[Data supplied Boundary: Start]

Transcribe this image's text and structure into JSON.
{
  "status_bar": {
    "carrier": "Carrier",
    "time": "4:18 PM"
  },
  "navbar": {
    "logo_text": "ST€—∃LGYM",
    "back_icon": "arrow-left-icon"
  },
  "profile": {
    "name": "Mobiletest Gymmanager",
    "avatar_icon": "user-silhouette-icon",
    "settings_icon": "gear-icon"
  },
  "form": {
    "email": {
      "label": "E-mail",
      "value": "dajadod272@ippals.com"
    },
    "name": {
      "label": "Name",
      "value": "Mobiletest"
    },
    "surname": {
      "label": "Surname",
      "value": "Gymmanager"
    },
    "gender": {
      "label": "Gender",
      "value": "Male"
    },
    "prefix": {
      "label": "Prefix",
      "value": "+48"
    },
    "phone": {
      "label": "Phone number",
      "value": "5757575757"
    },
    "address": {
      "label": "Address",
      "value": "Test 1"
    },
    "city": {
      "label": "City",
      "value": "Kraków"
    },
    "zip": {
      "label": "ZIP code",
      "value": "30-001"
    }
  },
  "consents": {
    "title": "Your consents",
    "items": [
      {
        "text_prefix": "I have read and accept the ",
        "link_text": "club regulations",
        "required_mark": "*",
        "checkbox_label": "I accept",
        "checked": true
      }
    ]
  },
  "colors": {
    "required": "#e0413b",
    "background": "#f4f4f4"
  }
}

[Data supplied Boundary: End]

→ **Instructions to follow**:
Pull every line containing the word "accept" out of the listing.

→ **Response**:
        "text_prefix": "I have read and accept the ",
        "checkbox_label": "I accept",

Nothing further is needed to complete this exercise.